• THE PROBLEM: Whenever a line below includes the string "link", show it.

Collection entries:
═══
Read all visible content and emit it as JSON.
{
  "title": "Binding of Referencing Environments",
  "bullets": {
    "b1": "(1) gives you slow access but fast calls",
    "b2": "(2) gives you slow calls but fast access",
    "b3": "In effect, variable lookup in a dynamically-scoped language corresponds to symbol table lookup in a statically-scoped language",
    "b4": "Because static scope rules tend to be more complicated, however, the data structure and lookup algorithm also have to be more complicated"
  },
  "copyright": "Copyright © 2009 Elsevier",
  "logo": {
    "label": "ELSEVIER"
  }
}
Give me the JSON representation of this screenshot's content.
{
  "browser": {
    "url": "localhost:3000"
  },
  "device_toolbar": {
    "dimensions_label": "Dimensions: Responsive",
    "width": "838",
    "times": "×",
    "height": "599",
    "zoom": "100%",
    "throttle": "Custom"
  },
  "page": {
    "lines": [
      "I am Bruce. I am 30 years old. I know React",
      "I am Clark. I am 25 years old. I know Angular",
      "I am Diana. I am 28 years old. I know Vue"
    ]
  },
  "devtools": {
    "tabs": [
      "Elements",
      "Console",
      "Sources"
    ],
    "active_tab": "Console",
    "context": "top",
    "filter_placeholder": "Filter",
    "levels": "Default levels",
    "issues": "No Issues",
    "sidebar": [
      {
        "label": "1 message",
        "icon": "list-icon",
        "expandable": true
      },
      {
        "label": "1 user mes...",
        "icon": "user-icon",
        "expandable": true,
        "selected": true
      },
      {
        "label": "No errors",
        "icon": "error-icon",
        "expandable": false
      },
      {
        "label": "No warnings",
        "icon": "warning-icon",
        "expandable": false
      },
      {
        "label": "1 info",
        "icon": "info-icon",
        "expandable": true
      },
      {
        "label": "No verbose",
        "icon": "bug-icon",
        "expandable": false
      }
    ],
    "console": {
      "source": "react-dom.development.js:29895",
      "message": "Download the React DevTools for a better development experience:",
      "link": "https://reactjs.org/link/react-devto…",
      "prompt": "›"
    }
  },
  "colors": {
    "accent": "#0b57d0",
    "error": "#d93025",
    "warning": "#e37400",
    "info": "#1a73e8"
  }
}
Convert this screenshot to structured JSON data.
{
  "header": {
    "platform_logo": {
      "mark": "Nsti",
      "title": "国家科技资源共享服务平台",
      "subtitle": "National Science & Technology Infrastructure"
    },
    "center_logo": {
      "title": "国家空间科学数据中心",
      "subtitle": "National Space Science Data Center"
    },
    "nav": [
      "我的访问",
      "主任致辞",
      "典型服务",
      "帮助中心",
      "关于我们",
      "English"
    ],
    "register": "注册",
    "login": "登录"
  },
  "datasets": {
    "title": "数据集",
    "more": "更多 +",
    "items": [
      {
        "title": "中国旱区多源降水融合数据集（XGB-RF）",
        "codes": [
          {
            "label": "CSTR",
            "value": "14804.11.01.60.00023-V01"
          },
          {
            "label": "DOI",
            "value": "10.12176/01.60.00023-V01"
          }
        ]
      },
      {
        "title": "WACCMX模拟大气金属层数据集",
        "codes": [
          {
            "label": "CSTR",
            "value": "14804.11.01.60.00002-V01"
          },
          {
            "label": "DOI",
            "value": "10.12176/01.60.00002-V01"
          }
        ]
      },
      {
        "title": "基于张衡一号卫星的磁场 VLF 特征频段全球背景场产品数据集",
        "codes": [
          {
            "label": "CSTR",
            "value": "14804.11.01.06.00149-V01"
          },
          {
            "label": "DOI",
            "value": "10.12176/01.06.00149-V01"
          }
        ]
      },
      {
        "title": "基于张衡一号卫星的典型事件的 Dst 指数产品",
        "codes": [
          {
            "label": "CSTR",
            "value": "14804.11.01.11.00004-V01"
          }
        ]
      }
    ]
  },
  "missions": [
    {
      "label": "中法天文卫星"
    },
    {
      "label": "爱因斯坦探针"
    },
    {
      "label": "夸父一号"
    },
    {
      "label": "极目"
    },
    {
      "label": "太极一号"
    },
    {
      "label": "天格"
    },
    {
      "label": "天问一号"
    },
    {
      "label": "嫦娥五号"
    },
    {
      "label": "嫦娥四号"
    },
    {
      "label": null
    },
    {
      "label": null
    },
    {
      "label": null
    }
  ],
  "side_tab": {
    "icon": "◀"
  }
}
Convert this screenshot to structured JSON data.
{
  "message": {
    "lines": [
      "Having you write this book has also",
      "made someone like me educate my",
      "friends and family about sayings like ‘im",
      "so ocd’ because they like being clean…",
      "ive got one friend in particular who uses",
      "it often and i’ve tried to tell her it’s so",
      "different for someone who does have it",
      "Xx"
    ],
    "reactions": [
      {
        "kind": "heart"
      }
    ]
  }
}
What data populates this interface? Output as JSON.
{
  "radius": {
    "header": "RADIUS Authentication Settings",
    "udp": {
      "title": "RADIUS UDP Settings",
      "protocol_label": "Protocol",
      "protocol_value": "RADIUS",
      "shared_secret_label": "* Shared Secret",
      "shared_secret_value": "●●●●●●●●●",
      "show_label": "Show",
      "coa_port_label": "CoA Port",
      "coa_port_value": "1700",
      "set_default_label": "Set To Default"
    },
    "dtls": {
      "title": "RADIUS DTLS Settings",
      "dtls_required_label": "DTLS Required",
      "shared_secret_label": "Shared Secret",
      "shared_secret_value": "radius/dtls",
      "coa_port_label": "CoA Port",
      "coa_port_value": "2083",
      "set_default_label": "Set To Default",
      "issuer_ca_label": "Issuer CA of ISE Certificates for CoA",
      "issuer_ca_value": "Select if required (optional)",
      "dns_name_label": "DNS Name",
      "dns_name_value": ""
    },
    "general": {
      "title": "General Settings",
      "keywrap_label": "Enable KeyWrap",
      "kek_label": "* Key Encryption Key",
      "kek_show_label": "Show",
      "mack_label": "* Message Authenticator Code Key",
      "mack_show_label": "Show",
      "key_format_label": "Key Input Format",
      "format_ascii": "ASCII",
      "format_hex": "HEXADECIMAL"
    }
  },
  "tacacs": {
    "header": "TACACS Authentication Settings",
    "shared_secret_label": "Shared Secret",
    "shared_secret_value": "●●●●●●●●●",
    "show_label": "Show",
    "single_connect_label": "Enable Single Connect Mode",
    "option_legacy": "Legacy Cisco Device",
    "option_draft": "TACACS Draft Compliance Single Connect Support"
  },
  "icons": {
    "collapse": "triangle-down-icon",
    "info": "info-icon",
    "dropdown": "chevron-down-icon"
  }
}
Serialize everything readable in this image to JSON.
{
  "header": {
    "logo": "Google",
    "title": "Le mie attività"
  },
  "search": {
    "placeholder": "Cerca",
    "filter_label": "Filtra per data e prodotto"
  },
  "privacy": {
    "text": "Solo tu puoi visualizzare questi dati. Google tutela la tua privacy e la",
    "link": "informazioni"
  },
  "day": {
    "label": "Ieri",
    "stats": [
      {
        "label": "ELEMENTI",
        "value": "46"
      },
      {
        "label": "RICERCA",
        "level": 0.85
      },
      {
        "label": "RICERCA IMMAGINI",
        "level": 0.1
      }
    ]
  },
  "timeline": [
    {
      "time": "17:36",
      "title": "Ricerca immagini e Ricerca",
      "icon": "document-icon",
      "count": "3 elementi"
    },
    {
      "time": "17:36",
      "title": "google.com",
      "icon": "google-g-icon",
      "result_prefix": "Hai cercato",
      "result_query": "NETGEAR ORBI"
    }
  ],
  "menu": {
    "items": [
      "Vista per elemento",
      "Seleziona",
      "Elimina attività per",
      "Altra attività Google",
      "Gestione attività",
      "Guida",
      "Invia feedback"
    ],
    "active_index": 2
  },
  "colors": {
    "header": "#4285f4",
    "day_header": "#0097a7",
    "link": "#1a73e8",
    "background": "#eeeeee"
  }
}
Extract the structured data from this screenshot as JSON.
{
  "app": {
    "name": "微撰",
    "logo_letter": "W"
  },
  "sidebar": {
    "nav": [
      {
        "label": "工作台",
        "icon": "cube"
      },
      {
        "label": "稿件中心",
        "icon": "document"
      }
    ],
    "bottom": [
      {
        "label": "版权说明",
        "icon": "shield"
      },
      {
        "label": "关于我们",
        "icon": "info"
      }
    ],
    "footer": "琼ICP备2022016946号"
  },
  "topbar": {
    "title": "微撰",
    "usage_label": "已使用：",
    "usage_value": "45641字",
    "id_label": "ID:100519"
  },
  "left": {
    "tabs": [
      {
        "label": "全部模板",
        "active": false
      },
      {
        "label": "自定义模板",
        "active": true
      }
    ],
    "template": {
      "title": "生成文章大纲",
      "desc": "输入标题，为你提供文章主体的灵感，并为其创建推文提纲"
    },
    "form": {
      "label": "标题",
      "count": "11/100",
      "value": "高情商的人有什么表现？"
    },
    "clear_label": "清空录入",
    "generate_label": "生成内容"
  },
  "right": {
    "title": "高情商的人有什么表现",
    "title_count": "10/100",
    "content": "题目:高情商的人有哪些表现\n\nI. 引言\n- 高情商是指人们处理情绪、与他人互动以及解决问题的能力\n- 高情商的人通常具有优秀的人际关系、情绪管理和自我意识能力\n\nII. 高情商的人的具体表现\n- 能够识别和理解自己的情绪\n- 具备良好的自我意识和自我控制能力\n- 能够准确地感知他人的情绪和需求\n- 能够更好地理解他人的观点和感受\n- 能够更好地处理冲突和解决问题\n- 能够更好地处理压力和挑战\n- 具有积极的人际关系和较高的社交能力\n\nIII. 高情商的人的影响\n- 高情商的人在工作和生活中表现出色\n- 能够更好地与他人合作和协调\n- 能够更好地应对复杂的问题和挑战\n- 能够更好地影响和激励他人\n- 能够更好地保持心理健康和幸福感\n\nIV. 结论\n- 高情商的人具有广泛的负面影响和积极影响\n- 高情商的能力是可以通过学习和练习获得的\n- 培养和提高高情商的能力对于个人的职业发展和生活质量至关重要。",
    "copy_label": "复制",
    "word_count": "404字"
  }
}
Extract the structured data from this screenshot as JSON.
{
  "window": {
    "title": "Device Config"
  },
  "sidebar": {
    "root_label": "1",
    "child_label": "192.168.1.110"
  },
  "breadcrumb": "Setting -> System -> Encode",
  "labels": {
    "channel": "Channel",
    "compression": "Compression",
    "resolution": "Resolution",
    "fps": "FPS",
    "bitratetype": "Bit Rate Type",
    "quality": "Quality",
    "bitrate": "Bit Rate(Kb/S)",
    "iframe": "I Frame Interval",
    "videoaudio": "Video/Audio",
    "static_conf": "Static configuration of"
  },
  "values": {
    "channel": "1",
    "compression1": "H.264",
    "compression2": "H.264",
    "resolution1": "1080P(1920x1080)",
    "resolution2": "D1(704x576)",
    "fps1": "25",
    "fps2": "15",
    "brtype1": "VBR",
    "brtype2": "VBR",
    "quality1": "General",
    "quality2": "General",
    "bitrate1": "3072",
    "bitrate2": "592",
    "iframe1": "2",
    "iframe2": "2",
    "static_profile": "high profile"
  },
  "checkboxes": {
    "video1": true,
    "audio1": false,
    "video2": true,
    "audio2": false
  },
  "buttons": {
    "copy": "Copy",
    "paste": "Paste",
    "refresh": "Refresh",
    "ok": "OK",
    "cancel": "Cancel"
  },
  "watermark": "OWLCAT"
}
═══
• YOUR RESPONSE:
      "link": "https://reactjs.org/link/react-devto…",
    "link": "informazioni"
    "link": "#1a73e8",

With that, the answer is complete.